*** EXERCISE DATA ***

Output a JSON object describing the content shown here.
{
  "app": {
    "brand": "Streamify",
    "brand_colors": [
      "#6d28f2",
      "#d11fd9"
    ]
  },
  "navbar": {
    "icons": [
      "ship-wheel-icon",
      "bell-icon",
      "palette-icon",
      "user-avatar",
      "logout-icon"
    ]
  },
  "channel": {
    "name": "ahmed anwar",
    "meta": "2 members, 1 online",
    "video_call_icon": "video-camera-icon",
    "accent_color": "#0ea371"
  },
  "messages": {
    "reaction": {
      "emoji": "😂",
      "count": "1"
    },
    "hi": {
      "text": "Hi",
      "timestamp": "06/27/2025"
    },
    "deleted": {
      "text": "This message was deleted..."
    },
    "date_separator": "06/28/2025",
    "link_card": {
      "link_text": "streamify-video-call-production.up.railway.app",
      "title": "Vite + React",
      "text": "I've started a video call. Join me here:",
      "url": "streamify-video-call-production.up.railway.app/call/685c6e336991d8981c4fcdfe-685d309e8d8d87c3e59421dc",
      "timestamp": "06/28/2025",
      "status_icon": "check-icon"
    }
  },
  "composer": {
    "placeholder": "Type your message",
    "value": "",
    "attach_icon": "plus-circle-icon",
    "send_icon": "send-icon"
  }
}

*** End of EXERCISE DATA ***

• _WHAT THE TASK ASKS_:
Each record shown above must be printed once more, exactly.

• _RESULT OF THIS EXERCISE_:
Output a JSON object describing the content shown here.
{
  "app": {
    "brand": "Streamify",
    "brand_colors": [
      "#6d28f2",
      "#d11fd9"
    ]
  },
  "navbar": {
    "icons": [
      "ship-wheel-icon",
      "bell-icon",
      "palette-icon",
      "user-avatar",
      "logout-icon"
    ]
  },
  "channel": {
    "name": "ahmed anwar",
    "meta": "2 members, 1 online",
    "video_call_icon": "video-camera-icon",
    "accent_color": "#0ea371"
  },
  "messages": {
    "reaction": {
      "emoji": "😂",
      "count": "1"
    },
    "hi": {
      "text": "Hi",
      "timestamp": "06/27/2025"
    },
    "deleted": {
      "text": "This message was deleted..."
    },
    "date_separator": "06/28/2025",
    "link_card": {
      "link_text": "streamify-video-call-production.up.railway.app",
      "title": "Vite + React",
      "text": "I've started a video call. Join me here:",
      "url": "streamify-video-call-production.up.railway.app/call/685c6e336991d8981c4fcdfe-685d309e8d8d87c3e59421dc",
      "timestamp": "06/28/2025",
      "status_icon": "check-icon"
    }
  },
  "composer": {
    "placeholder": "Type your message",
    "value": "",
    "attach_icon": "plus-circle-icon",
    "send_icon": "send-icon"
  }
}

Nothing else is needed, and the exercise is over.